(Entries from a dataset of interfaces)
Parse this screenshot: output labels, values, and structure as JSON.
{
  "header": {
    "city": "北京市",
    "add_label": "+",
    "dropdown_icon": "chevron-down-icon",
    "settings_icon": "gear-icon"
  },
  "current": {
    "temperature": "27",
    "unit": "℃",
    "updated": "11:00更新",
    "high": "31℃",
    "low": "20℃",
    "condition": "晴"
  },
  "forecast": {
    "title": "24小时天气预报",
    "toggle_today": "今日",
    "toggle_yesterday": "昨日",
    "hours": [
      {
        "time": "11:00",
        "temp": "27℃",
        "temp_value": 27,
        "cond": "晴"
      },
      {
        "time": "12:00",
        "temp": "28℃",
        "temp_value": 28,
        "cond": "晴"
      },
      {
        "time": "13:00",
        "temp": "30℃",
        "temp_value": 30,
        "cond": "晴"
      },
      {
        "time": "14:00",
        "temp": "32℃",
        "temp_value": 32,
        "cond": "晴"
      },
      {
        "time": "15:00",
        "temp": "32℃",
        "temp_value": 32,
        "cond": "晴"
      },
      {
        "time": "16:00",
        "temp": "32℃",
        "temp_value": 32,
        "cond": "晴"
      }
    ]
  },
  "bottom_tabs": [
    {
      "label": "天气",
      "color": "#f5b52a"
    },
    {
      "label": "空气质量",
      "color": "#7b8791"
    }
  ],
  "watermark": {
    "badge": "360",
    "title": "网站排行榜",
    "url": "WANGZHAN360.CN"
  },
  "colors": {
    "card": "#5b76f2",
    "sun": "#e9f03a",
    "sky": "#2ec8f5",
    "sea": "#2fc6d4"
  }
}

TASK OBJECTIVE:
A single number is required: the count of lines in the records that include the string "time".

ANSWER SECTION:
6